It ended for a variety of reasons, but sometime in between I admitted to both myself and to her that I was struggling to stay patient with her physical condition. Call me cruel if you’d like, but it was true, and I’m not proud of it”.

“And what if it gets worse? Illnesses have a tendency to worsen, either through natural progression or increased strain from compensating. Where are you willing to draw the line? Bedridden? Paralysis? Vegetative state? Are you going to abandon them then? You’ve heard stories about how a serious illness can tear a family apart. Dating someone in a wheelchair means willingly entering a similar situation”.

The privilege to work is a gift.

The power to work is a blessing.

The love of work is success.

(the 9th LDS church President, David O McKay)

Following my last post

Work hours

Time is the wrong matrix to use when evaluating work done by an employee. It’s not about how much time the employee works or you work it’s how effective they/you use the time. From my ergonomics observation If it’s merely about time it feels like punishment more like pain in the hindquarters or ass and the employees won’t wait to knock off work only to be stuck in traffic. Also from my experience of working with PAs and employees alike, giving them autonomy is key to increasing their effectiveness better yet they fall in love with they craft. Hey ho, they might even come up with better ideas than you to run your business or life.

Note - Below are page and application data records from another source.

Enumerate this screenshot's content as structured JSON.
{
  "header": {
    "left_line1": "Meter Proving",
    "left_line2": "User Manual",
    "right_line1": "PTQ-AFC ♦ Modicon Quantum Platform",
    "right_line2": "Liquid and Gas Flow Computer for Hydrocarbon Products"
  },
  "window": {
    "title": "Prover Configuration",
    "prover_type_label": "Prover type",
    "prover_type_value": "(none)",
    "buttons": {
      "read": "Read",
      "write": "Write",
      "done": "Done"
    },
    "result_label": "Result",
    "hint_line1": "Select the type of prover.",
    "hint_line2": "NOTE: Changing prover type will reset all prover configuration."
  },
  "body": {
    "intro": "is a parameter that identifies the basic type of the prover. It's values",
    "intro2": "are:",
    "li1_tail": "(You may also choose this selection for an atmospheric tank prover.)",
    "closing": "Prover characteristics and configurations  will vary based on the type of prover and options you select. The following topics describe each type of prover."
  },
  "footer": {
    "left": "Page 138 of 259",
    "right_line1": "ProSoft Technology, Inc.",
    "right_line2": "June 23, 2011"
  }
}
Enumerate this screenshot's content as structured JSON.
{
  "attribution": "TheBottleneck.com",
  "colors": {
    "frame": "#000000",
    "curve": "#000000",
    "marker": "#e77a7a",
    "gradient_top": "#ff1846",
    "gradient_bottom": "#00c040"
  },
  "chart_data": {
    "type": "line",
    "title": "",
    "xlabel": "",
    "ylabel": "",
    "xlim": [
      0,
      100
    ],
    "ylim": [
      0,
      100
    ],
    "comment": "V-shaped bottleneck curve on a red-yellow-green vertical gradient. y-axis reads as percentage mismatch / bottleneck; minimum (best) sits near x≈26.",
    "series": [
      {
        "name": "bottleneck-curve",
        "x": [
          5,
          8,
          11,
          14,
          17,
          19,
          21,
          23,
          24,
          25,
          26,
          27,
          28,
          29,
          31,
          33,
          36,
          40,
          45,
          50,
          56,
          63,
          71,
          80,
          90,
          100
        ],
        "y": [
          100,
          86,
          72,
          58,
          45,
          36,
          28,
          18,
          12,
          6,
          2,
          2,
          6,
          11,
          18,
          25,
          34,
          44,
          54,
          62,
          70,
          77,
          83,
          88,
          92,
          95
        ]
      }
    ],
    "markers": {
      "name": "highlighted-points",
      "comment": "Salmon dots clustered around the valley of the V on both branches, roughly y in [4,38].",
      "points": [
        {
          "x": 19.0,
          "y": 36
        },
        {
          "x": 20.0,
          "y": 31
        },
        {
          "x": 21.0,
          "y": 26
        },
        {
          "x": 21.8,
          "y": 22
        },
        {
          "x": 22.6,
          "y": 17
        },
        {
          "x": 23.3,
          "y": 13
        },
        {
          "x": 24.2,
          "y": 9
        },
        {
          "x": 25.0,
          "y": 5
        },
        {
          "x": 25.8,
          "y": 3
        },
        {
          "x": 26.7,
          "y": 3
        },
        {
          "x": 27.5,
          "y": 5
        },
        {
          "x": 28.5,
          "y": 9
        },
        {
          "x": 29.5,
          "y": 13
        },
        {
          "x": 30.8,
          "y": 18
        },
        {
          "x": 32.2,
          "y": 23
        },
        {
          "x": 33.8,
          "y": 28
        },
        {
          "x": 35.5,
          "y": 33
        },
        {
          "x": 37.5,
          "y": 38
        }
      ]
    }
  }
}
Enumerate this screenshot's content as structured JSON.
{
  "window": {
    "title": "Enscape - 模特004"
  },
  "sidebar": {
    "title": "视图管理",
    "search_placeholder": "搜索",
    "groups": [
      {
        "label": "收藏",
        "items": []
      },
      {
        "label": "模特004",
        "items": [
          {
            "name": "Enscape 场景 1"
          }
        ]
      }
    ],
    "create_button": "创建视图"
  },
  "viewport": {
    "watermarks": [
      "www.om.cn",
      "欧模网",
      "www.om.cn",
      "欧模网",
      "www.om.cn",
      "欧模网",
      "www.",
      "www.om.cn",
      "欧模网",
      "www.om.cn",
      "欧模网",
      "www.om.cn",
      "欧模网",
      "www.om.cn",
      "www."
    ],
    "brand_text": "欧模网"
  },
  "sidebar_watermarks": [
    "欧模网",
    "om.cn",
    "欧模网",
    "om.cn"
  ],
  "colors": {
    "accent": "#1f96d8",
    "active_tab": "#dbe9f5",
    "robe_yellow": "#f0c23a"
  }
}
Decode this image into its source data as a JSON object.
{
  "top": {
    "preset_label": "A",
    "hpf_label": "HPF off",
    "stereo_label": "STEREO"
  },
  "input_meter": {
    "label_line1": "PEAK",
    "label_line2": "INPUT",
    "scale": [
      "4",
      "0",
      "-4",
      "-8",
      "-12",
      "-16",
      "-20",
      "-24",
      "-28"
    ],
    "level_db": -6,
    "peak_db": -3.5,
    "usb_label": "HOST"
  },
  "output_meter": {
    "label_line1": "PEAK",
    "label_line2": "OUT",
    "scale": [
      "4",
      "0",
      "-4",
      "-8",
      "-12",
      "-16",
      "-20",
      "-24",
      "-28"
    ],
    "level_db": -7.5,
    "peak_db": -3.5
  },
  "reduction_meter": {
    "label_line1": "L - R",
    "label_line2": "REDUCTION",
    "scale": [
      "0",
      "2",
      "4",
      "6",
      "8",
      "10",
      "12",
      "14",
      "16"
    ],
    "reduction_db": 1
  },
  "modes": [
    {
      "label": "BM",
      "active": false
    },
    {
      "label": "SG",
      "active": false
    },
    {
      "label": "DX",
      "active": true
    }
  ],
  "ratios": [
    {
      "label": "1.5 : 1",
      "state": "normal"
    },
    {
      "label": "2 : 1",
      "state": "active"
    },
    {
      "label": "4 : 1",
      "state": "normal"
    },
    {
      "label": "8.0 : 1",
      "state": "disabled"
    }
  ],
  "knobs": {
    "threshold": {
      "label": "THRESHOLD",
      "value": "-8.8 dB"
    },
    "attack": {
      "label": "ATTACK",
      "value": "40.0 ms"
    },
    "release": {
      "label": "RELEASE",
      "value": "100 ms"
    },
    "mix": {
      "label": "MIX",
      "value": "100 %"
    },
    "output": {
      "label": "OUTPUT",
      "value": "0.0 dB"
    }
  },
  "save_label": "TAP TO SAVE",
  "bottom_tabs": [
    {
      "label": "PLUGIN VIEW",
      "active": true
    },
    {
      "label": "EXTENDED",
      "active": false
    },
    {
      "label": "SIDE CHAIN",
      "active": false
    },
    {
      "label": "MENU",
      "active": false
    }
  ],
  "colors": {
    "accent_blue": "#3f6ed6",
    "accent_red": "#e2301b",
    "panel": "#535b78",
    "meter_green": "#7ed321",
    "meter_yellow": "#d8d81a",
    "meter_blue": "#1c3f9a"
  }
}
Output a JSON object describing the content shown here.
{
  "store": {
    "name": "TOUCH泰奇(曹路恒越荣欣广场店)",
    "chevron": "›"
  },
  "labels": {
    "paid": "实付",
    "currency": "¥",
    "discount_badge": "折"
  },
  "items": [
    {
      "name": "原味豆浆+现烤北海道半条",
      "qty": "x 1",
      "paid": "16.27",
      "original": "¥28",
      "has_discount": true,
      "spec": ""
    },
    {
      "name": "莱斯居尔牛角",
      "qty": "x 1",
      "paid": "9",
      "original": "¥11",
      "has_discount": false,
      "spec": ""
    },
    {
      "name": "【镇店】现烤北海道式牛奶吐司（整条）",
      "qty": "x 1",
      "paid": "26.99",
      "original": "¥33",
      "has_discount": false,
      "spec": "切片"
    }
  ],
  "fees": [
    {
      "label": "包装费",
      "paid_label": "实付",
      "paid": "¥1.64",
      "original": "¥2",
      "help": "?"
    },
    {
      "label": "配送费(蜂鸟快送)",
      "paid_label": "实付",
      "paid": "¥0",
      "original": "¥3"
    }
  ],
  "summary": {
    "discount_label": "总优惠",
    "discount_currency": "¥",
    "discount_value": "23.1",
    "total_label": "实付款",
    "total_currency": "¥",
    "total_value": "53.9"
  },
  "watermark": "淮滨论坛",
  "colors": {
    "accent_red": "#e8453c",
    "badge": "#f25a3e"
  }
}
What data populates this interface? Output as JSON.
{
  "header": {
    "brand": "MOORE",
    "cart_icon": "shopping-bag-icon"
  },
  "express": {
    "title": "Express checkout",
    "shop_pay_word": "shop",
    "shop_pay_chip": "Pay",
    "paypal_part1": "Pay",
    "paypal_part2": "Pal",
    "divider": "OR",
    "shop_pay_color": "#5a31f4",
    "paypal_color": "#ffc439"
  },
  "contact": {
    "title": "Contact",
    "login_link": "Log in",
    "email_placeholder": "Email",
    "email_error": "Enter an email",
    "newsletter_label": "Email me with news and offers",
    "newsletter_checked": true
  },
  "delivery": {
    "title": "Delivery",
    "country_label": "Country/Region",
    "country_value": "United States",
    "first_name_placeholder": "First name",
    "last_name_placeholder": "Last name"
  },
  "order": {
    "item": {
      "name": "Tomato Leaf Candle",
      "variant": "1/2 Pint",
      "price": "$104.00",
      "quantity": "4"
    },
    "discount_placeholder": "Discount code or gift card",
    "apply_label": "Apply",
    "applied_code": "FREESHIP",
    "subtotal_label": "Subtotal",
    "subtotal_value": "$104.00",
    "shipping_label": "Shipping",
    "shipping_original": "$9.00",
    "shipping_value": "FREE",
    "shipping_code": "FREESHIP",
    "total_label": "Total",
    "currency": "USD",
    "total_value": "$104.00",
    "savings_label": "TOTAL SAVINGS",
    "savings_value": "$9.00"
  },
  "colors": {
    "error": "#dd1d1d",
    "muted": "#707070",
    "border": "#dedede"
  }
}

There is a fallacious saying which states that “if you want something well done do it yourself”. This will only waste time and to some extent unwise as the late Steve Jobs said the best things (resources) in life are free. For instance time doesn’t costs any money so use it wisely.